Oil declined as U.S. President Donald Trump considered easing sanctions on Iran that severely restricted the OPEC member's ability to export crude.
Futures fell as much as 2.7% in New York on Wednesday. Trump is preparing to meet with Iranian President Hassan Rouhani later this month, according to people familiar with the matter. Such talks would be unprecedented for an administration that made isolating the Islamic Republic a cornerstone policy.
"The crude market will be very sensitive to any changes to the U.S.-Iran relationship," said Brian Kessens, a portfolio manager at Kansas-based Tortoise. "If the relationship improves, there will be more Iranian crude for the market."

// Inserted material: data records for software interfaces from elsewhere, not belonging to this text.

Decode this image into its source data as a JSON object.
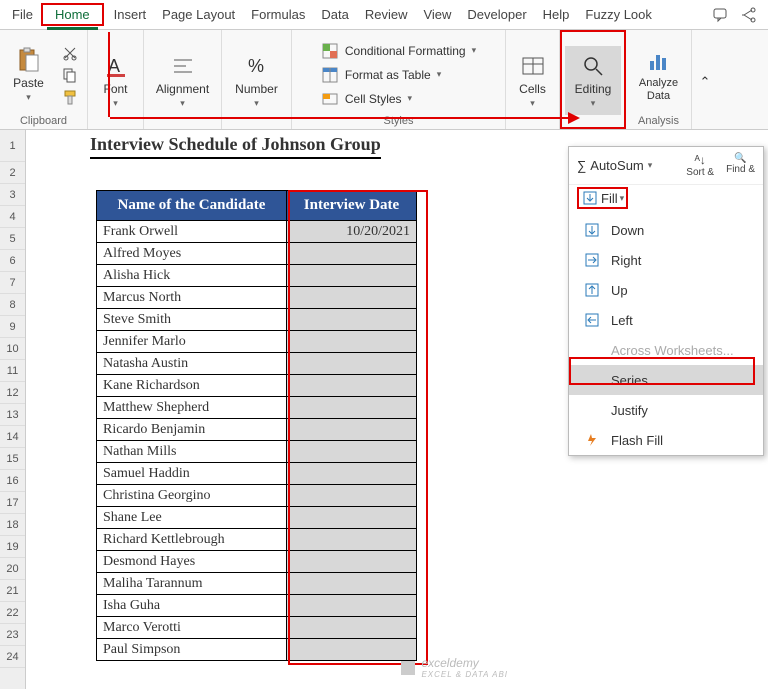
{
  "menu": {
    "file": "File",
    "home": "Home",
    "insert": "Insert",
    "pagelayout": "Page Layout",
    "formulas": "Formulas",
    "data": "Data",
    "review": "Review",
    "view": "View",
    "developer": "Developer",
    "help": "Help",
    "fuzzy": "Fuzzy Look"
  },
  "ribbon": {
    "clipboard": "Clipboard",
    "paste": "Paste",
    "font": "Font",
    "alignment": "Alignment",
    "number": "Number",
    "styles": "Styles",
    "cond": "Conditional Formatting",
    "fmtTable": "Format as Table",
    "cellStyles": "Cell Styles",
    "cells": "Cells",
    "editing": "Editing",
    "analyze": "Analyze Data",
    "analysis": "Analysis"
  },
  "sheet": {
    "title": "Interview Schedule of Johnson Group",
    "headers": {
      "name": "Name of the Candidate",
      "date": "Interview Date"
    },
    "firstDate": "10/20/2021",
    "names": [
      "Frank Orwell",
      "Alfred Moyes",
      "Alisha Hick",
      "Marcus North",
      "Steve Smith",
      "Jennifer Marlo",
      "Natasha Austin",
      "Kane Richardson",
      "Matthew Shepherd",
      "Ricardo Benjamin",
      "Nathan Mills",
      "Samuel Haddin",
      "Christina Georgino",
      "Shane Lee",
      "Richard Kettlebrough",
      "Desmond Hayes",
      "Maliha Tarannum",
      "Isha Guha",
      "Marco Verotti",
      "Paul Simpson"
    ],
    "rowNums": [
      "1",
      "2",
      "3",
      "4",
      "5",
      "6",
      "7",
      "8",
      "9",
      "10",
      "11",
      "12",
      "13",
      "14",
      "15",
      "16",
      "17",
      "18",
      "19",
      "20",
      "21",
      "22",
      "23",
      "24"
    ]
  },
  "panel": {
    "autosum": "AutoSum",
    "fill": "Fill",
    "sort": "Sort &",
    "find": "Find &",
    "down": "Down",
    "right": "Right",
    "up": "Up",
    "left": "Left",
    "across": "Across Worksheets...",
    "series": "Series...",
    "justify": "Justify",
    "flash": "Flash Fill"
  },
  "watermark": {
    "main": "exceldemy",
    "sub": "EXCEL & DATA ABI"
  }
}
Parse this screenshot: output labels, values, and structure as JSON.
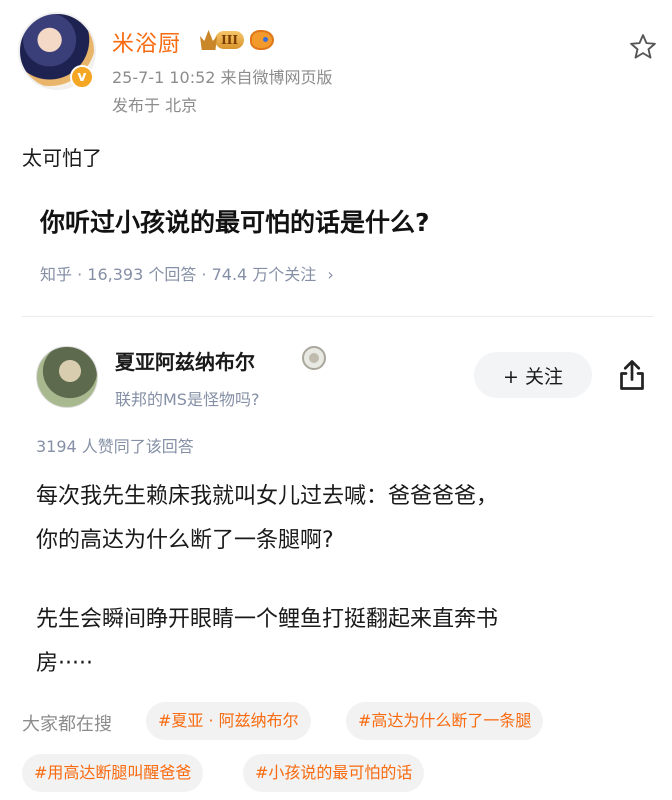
{
  "post": {
    "author": "米浴厨",
    "level": "III",
    "meta": "25-7-1 10:52  来自微博网页版",
    "location": "发布于 北京",
    "text": "太可怕了"
  },
  "question": {
    "title": "你听过小孩说的最可怕的话是什么?",
    "stats": "知乎 · 16,393 个回答 · 74.4 万个关注",
    "chevron": "›"
  },
  "answer": {
    "author": "夏亚阿兹纳布尔",
    "bio": "联邦的MS是怪物吗?",
    "follow_label": "+ 关注",
    "likes": "3194 人赞同了该回答",
    "paragraphs": [
      "每次我先生赖床我就叫女儿过去喊：爸爸爸爸，",
      "你的高达为什么断了一条腿啊?",
      "先生会瞬间睁开眼睛一个鲤鱼打挺翻起来直奔书",
      "房·····"
    ]
  },
  "search": {
    "label": "大家都在搜",
    "tags": [
      "#夏亚 · 阿兹纳布尔",
      "#高达为什么断了一条腿",
      "#用高达断腿叫醒爸爸",
      "#小孩说的最可怕的话"
    ]
  },
  "colors": {
    "accent": "#f86b10",
    "muted": "#8590a6",
    "gold": "#f5a623"
  },
  "icons": [
    "verified-icon",
    "crown-level-icon",
    "fish-icon",
    "star-icon",
    "share-icon",
    "chevron-right-icon"
  ]
}
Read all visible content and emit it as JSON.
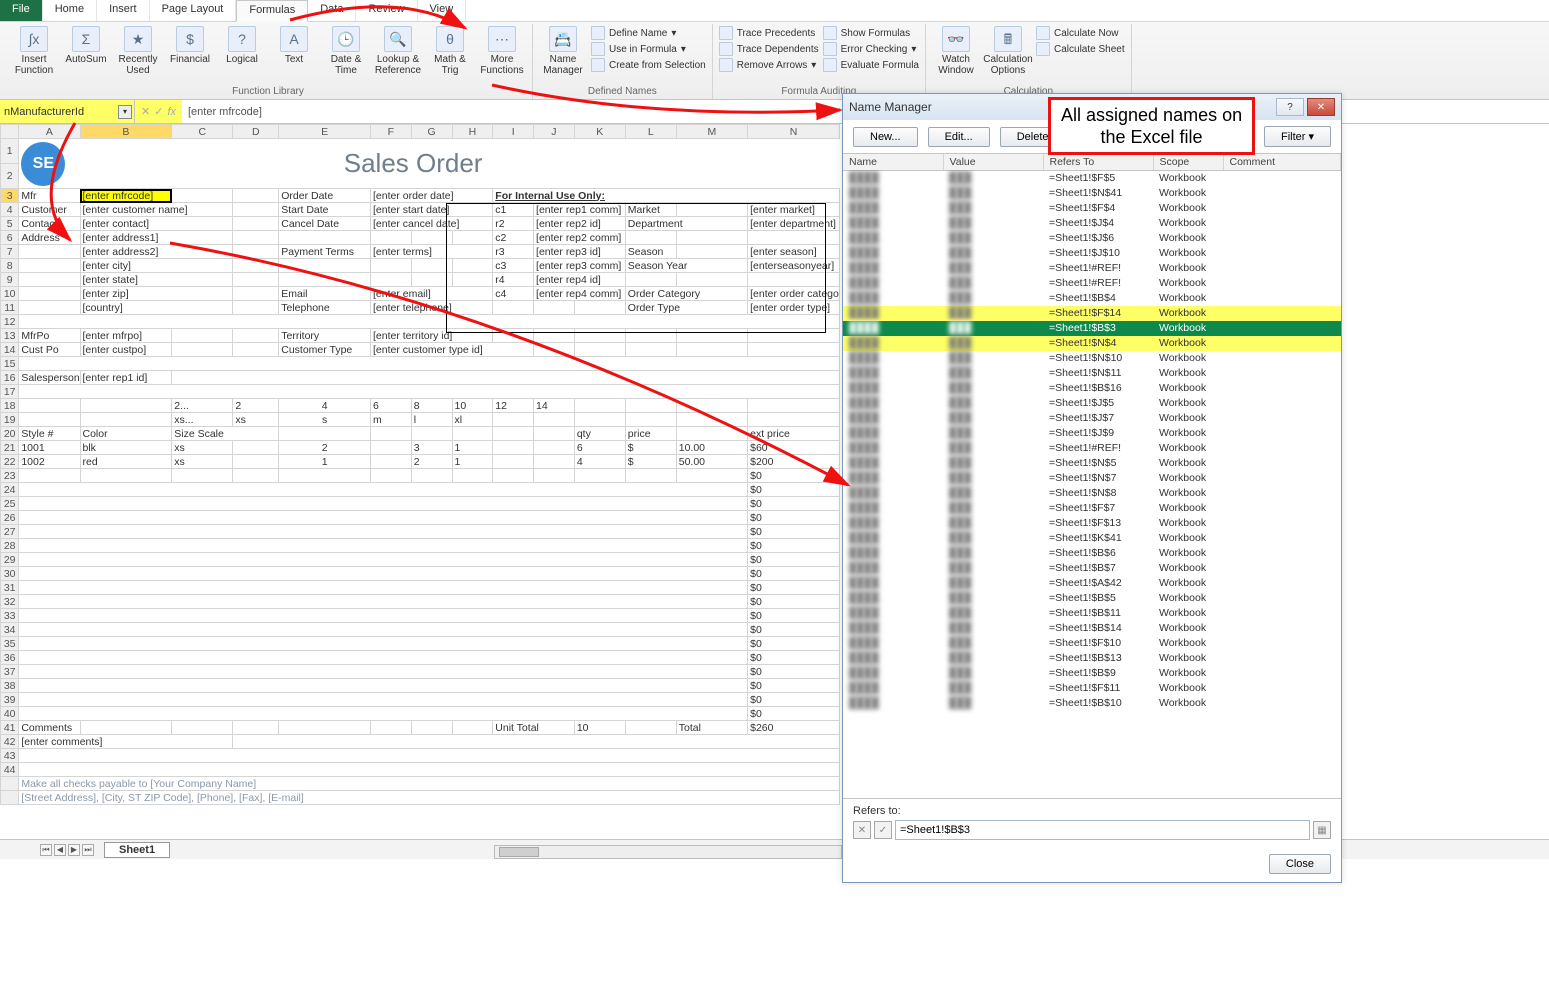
{
  "tabs": {
    "file": "File",
    "home": "Home",
    "insert": "Insert",
    "page": "Page Layout",
    "formulas": "Formulas",
    "data": "Data",
    "review": "Review",
    "view": "View"
  },
  "ribbon": {
    "insert_function": "Insert\nFunction",
    "autosum": "AutoSum",
    "recent": "Recently\nUsed",
    "financial": "Financial",
    "logical": "Logical",
    "text": "Text",
    "date": "Date &\nTime",
    "lookup": "Lookup &\nReference",
    "math": "Math\n& Trig",
    "more": "More\nFunctions",
    "group_fl": "Function Library",
    "name_mgr": "Name\nManager",
    "define": "Define Name",
    "usein": "Use in Formula",
    "createfrom": "Create from Selection",
    "group_dn": "Defined Names",
    "trace_p": "Trace Precedents",
    "trace_d": "Trace Dependents",
    "remove_a": "Remove Arrows",
    "show_f": "Show Formulas",
    "err_c": "Error Checking",
    "eval_f": "Evaluate Formula",
    "group_fa": "Formula Auditing",
    "watch": "Watch\nWindow",
    "calc_opt": "Calculation\nOptions",
    "calc_now": "Calculate Now",
    "calc_sheet": "Calculate Sheet",
    "group_calc": "Calculation"
  },
  "namebox": "nManufacturerId",
  "fxvalue": "[enter mfrcode]",
  "sheet": {
    "title": "Sales Order",
    "logo": "SE",
    "labels": {
      "mfr": "Mfr",
      "customer": "Customer",
      "contact": "Contact",
      "address": "Address",
      "orderdate": "Order Date",
      "startdate": "Start Date",
      "canceldate": "Cancel Date",
      "payterms": "Payment Terms",
      "email": "Email",
      "telephone": "Telephone",
      "mfrpo": "MfrPo",
      "custpo": "Cust Po",
      "territory": "Territory",
      "custtype": "Customer Type",
      "salesperson": "Salesperson",
      "internal": "For Internal Use Only:",
      "market": "Market",
      "department": "Department",
      "season": "Season",
      "seasonyear": "Season Year",
      "ordercat": "Order Category",
      "ordertype": "Order Type",
      "style": "Style #",
      "color": "Color",
      "sizescale": "Size Scale",
      "qty": "qty",
      "price": "price",
      "extprice": "ext price",
      "unittotal": "Unit Total",
      "total": "Total",
      "comments": "Comments"
    },
    "ph": {
      "mfrcode": "[enter mfrcode]",
      "custname": "[enter customer name]",
      "contact": "[enter contact]",
      "addr1": "[enter address1]",
      "addr2": "[enter address2]",
      "city": "[enter city]",
      "state": "[enter state]",
      "zip": "[enter zip]",
      "country": "[country]",
      "orderdate": "[enter order date]",
      "startdate": "[enter start date]",
      "canceldate": "[enter cancel date]",
      "terms": "[enter terms]",
      "email": "[enter email]",
      "telephone": "[enter telephone]",
      "mfrpo": "[enter mfrpo]",
      "custpo": "[enter custpo]",
      "territory": "[enter territory id]",
      "custtype": "[enter customer type id]",
      "rep1": "[enter rep1 id]",
      "c1": "c1",
      "c2": "c2",
      "c3": "c3",
      "c4": "c4",
      "r2": "r2",
      "r3": "r3",
      "r4": "r4",
      "rep1c": "[enter rep1 comm]",
      "rep2id": "[enter rep2 id]",
      "rep2c": "[enter rep2 comm]",
      "rep3id": "[enter rep3 id]",
      "rep3c": "[enter rep3 comm]",
      "rep4id": "[enter rep4 id]",
      "rep4c": "[enter rep4 comm]",
      "market": "[enter market]",
      "department": "[enter department]",
      "season": "[enter season]",
      "seasonyear": "[enterseasonyear]",
      "ordercat": "[enter order category]",
      "ordertype": "[enter order type]",
      "comments": "[enter comments]"
    },
    "sizehdr": [
      "2...",
      "2",
      "4",
      "6",
      "8",
      "10",
      "12",
      "14"
    ],
    "sizerow": [
      "xs...",
      "xs",
      "s",
      "m",
      "l",
      "xl"
    ],
    "rows": [
      {
        "style": "1001",
        "color": "blk",
        "scale": "xs",
        "c": [
          "2",
          "",
          "3",
          "1"
        ],
        "qty": "6",
        "cur": "$",
        "price": "10.00",
        "ecur": "$",
        "ext": "60"
      },
      {
        "style": "1002",
        "color": "red",
        "scale": "xs",
        "c": [
          "1",
          "",
          "2",
          "1"
        ],
        "qty": "4",
        "cur": "$",
        "price": "50.00",
        "ecur": "$",
        "ext": "200"
      }
    ],
    "zero": "0",
    "dollar": "$",
    "unittotal_v": "10",
    "total_v": "260",
    "foot1": "Make all checks payable to [Your Company Name]",
    "foot2": "[Street Address], [City, ST ZIP Code], [Phone], [Fax], [E-mail]",
    "sheetname": "Sheet1"
  },
  "nm": {
    "title": "Name Manager",
    "new": "New...",
    "edit": "Edit...",
    "delete": "Delete",
    "filter": "Filter",
    "h_name": "Name",
    "h_value": "Value",
    "h_refers": "Refers To",
    "h_scope": "Scope",
    "h_comment": "Comment",
    "scope": "Workbook",
    "refs": [
      "=Sheet1!$F$5",
      "=Sheet1!$N$41",
      "=Sheet1!$F$4",
      "=Sheet1!$J$4",
      "=Sheet1!$J$6",
      "=Sheet1!$J$10",
      "=Sheet1!#REF!",
      "=Sheet1!#REF!",
      "=Sheet1!$B$4",
      "=Sheet1!$F$14",
      "=Sheet1!$B$3",
      "=Sheet1!$N$4",
      "=Sheet1!$N$10",
      "=Sheet1!$N$11",
      "=Sheet1!$B$16",
      "=Sheet1!$J$5",
      "=Sheet1!$J$7",
      "=Sheet1!$J$9",
      "=Sheet1!#REF!",
      "=Sheet1!$N$5",
      "=Sheet1!$N$7",
      "=Sheet1!$N$8",
      "=Sheet1!$F$7",
      "=Sheet1!$F$13",
      "=Sheet1!$K$41",
      "=Sheet1!$B$6",
      "=Sheet1!$B$7",
      "=Sheet1!$A$42",
      "=Sheet1!$B$5",
      "=Sheet1!$B$11",
      "=Sheet1!$B$14",
      "=Sheet1!$F$10",
      "=Sheet1!$B$13",
      "=Sheet1!$B$9",
      "=Sheet1!$F$11",
      "=Sheet1!$B$10"
    ],
    "refersto_lbl": "Refers to:",
    "refersto_val": "=Sheet1!$B$3",
    "close": "Close"
  },
  "callout": {
    "l1": "All assigned names on",
    "l2": "the Excel file"
  }
}
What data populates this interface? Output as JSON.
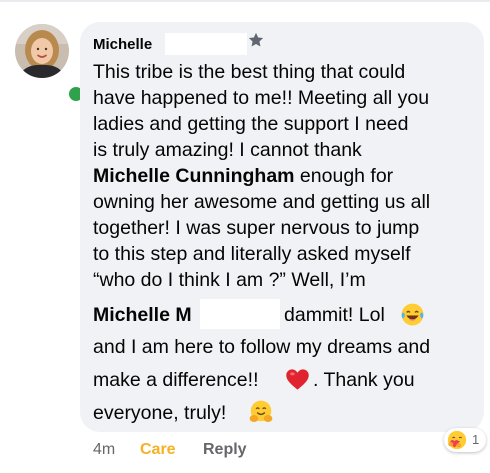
{
  "comment": {
    "author_name": "Michelle",
    "lines": {
      "l1": "This tribe is the best thing that could",
      "l2": "have happened to me!! Meeting all you",
      "l3": "ladies and getting the support I need",
      "l4": "is truly amazing! I cannot thank",
      "l5_bold": "Michelle Cunningham",
      "l5_rest": " enough for",
      "l6": "owning her awesome and getting us all",
      "l7": "together! I was super nervous to jump",
      "l8": "to this step and literally asked myself",
      "l9": "“who do I think I am ?” Well, I’m",
      "l10_bold": "Michelle M",
      "l10_rest": "dammit! Lol",
      "l11": "and I am here to follow my dreams and",
      "l12": "make a difference!!",
      "l12_rest": ". Thank you",
      "l13": "everyone, truly!"
    }
  },
  "footer": {
    "time": "4m",
    "care": "Care",
    "reply": "Reply"
  },
  "reaction": {
    "type": "care",
    "count": "1"
  },
  "icons": {
    "star": "star-icon",
    "laugh_emoji": "laughing-tears-emoji",
    "heart_emoji": "red-heart-emoji",
    "hug_emoji": "hugging-face-emoji",
    "care_reaction": "care-reaction-icon"
  },
  "colors": {
    "bubble": "#f0f2f5",
    "care": "#f7b125",
    "meta": "#65676b",
    "presence": "#31a24c"
  }
}
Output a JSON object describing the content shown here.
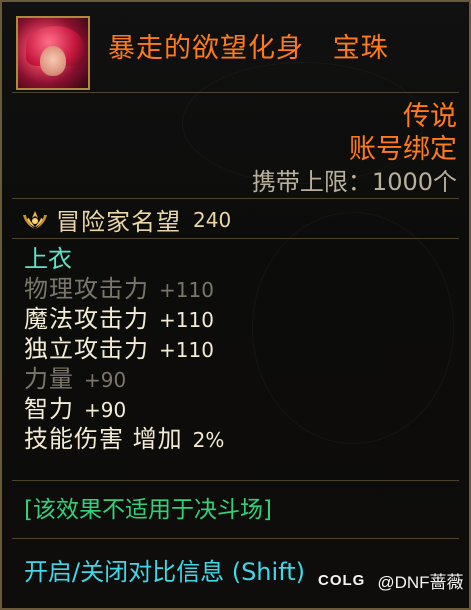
{
  "item": {
    "name": "暴走的欲望化身   宝珠",
    "icon": "character-portrait-icon",
    "rarity": "传说",
    "binding": "账号绑定",
    "carry_limit": "携带上限：1000个"
  },
  "fame": {
    "icon": "laurel-crest-icon",
    "label": "冒险家名望",
    "value": "240"
  },
  "slot": "上衣",
  "stats": [
    {
      "name": "物理攻击力",
      "value": "+110",
      "state": "dim"
    },
    {
      "name": "魔法攻击力",
      "value": "+110",
      "state": "active"
    },
    {
      "name": "独立攻击力",
      "value": "+110",
      "state": "active"
    },
    {
      "name": "力量",
      "value": "+90",
      "state": "dim"
    },
    {
      "name": "智力",
      "value": "+90",
      "state": "active"
    },
    {
      "name": "技能伤害 增加",
      "value": "2%",
      "state": "active"
    }
  ],
  "note": "[该效果不适用于决斗场]",
  "toggle_hint": "开启/关闭对比信息 (Shift)",
  "watermark": {
    "logo": "COLG",
    "handle": "@DNF蔷薇"
  },
  "colors": {
    "item_name": "#ff7a1a",
    "slot": "#5de3c8",
    "note": "#33d07a",
    "toggle": "#42d7e7",
    "border": "#6b5a3a"
  }
}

Separately, diesel stockpiles in the world's biggest economy expanded by 2.7 million barrels last week, surprising analysts who were girding for a withdrawal. Crude oil has been locked within a narrow $5.92 range for the past month as slowing demand growth vied with geopolitical supply threats. Since late April, the futures have fallen 15%.
West Texas Intermediate crude for October delivery fell $1.25 to $56.15 a barrel at 11:51 a.m. on the New York Mercantile Exchange.
Brent for November settlement decreased $1.34 to $61.04 on the ICE Futures Europe Exchange. The global benchmark traded at a $5.20 premium to WTI for the same month.